[Data entries]
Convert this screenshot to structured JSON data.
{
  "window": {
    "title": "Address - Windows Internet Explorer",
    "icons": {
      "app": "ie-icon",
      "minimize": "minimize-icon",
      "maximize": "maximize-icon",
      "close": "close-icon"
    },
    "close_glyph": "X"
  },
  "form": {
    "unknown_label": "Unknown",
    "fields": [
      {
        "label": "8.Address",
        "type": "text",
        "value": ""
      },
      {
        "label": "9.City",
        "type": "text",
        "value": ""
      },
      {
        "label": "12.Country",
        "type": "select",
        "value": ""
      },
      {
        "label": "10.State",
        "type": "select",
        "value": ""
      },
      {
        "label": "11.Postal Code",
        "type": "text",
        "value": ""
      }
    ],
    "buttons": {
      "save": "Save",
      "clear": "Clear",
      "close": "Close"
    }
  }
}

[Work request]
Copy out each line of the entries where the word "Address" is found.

[Exercise result]
    "title": "Address - Windows Internet Explorer",
        "label": "8.Address",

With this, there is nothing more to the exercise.